- **The task**: What is the number of lines in the listing below that include the string "página"? Answer with that number alone.

- **Supplied records**:
◇ ◇ ◇

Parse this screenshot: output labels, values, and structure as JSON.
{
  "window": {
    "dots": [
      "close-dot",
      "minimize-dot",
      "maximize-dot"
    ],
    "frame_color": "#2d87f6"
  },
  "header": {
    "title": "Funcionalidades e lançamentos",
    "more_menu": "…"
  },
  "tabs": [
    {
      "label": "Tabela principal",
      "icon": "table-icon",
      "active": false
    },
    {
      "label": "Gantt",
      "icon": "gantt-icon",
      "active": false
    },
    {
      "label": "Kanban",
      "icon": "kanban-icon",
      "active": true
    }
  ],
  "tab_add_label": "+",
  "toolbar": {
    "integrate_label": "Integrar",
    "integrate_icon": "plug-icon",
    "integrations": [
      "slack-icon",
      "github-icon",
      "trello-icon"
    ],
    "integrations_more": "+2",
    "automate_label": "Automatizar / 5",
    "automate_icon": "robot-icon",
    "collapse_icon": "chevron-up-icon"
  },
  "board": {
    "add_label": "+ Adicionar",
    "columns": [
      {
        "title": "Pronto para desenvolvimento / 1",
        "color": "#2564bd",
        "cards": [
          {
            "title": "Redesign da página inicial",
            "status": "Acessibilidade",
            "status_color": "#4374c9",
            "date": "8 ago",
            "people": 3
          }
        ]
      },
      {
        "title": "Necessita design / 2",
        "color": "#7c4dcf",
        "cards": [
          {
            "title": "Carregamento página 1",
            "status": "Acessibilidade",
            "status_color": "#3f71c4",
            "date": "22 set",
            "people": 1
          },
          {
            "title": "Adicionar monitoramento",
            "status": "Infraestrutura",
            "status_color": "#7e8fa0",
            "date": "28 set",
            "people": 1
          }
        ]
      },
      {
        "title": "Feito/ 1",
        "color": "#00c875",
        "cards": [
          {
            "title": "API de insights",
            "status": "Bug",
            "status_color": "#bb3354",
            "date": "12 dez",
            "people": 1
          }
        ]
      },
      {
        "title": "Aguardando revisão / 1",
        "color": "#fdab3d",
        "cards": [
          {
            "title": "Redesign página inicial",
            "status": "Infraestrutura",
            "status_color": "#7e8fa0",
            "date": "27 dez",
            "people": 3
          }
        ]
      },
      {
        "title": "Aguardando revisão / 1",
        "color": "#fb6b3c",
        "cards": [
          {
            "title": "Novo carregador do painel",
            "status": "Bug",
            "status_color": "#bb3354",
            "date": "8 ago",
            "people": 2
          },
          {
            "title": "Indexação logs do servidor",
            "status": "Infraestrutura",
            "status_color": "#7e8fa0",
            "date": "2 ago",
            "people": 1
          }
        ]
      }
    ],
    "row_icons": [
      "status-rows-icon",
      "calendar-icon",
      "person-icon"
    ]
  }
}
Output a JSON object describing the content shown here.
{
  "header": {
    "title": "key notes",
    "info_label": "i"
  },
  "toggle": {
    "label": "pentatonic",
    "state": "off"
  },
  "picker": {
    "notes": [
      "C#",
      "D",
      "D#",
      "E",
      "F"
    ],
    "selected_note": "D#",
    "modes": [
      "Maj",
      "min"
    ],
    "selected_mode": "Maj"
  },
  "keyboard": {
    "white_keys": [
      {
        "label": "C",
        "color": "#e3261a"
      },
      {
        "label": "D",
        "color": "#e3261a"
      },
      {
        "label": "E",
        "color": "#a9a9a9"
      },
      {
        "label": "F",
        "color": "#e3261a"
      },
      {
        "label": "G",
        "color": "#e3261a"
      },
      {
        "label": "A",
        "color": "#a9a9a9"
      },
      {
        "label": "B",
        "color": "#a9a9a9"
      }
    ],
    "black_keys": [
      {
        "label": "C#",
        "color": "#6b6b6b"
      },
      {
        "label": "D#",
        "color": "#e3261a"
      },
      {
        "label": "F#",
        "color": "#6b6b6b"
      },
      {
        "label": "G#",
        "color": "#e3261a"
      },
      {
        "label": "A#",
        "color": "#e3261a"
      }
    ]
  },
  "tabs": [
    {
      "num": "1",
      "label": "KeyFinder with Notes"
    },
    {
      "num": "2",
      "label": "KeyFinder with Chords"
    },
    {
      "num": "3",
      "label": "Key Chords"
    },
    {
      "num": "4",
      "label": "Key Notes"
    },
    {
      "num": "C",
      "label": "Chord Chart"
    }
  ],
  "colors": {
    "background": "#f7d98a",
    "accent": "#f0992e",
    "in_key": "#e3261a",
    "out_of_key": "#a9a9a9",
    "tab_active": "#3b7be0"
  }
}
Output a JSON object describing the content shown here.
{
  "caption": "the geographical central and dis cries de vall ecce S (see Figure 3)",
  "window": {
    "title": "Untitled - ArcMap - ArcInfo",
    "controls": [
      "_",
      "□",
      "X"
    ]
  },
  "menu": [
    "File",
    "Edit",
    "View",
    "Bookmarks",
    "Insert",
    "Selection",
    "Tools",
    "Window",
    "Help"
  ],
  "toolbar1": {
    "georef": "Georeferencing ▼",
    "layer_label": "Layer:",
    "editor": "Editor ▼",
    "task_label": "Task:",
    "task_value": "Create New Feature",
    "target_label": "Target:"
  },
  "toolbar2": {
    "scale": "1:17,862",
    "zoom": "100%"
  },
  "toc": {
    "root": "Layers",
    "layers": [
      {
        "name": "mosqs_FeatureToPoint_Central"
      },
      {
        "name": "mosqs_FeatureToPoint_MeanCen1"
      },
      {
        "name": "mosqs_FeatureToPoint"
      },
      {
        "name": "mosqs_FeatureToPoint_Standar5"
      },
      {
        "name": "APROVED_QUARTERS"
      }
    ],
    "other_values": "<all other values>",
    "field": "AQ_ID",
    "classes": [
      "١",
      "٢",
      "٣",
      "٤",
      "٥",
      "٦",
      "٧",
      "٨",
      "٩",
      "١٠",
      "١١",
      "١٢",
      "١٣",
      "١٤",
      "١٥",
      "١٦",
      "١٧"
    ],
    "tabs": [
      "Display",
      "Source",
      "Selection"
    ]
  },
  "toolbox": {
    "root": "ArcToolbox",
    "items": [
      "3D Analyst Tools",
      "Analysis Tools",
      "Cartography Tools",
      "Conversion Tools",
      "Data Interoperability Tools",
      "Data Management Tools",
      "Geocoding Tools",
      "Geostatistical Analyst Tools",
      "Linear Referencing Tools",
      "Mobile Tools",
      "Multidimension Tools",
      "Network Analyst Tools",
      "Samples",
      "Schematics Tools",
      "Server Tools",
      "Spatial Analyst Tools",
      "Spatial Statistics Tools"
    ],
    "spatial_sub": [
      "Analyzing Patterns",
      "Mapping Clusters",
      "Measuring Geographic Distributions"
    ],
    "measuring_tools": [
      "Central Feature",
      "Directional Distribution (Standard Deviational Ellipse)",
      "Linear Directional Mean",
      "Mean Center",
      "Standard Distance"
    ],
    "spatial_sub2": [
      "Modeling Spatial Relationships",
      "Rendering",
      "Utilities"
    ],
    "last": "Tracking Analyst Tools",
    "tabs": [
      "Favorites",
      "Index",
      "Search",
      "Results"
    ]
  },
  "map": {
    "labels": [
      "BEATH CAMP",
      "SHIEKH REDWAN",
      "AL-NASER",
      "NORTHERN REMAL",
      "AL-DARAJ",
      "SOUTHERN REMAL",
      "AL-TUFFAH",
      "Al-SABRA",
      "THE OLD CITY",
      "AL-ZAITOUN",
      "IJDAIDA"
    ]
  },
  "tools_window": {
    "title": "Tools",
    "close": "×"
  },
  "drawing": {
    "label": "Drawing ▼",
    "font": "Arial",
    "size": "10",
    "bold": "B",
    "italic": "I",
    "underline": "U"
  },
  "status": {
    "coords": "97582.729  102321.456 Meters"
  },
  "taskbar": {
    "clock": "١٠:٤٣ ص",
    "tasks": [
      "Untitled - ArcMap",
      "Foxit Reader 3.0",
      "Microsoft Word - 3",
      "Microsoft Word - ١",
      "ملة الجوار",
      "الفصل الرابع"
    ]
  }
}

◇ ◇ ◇

- **Solution for this problem**: 3